In fact, for thousands of Long Islanders, including kids and senior citizens, Thanksgiving was just another day of uncertainty in the food department.
Surprised by this? If so, you're not alone.
In an affluent place like Long Island, it's easy to forget that many of our neighbors rely on local pantries, kitchens, churches, and shelters for emergency food supplies each week. Many of these organizations themselves depend upon food banks, such as Long Island Cares and Island Harvest, as their primary source of food. And many food banks, in turn, depend upon individuals--people like us--to keep their shelves stocked.
If you're a data guy, here are some numbers about hunger (from Long Island Cares) worth pondering:
- Almost 65,000 Long Islanders take advantage of emergency food services each week.
- Children under 18, people with almost no control over their lives or futures, make up the largest single population of Long Island's hungry (39%).
- Roughly half (48%) of those receiving regular food assistance on L.I. are employed, with 63% having incomes falling below the federal poverty level.
Combating hunger--and poverty in general--is indeed a tough task, one that involves coming to grips with a host of economic, political, social, and human factors.
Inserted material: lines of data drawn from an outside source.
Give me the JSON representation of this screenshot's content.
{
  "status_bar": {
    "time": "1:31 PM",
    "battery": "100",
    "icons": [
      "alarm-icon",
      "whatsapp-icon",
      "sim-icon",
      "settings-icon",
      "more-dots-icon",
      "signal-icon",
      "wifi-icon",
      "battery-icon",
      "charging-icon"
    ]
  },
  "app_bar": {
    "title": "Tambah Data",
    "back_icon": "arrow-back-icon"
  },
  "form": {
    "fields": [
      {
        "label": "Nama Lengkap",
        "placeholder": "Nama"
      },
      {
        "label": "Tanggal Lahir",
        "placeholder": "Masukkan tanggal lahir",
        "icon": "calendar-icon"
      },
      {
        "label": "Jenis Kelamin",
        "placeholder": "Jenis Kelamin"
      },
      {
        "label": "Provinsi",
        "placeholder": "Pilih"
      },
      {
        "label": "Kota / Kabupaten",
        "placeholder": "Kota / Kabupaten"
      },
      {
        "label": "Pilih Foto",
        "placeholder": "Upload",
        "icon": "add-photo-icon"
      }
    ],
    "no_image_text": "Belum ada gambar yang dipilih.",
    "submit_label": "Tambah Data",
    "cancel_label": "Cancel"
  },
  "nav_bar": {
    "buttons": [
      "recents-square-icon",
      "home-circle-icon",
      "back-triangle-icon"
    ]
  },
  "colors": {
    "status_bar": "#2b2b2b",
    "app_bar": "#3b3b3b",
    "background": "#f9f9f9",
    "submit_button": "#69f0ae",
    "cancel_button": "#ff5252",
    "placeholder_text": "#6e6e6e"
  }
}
But the complexity of the problem doesn't mean we should turn a blind eye to those for whom the most basic of human needs--eating--is a daily question mark.
What can you do?
Taking part in one of NCC's many campus food drives, launching a hunger awareness project on campus or in your community, volunteering at a local food bank, or lobbying for legislation that affords people the diet and dignity they deserve--all are important. They won't solve our (yes, OUR) hunger problem overnight, but they'll help. They'll certainly beat hand-wringing or--worse--pretending the problem is somebody else's.
Because it's not.
If you enjoyed your Thanksgiving dinner yesterday (as I did), great. If you went to bed last night with a full belly, even better. But until everyone in our midst can make the same claim, not only on Thanksgiving but every other day, we've all got serious work to do.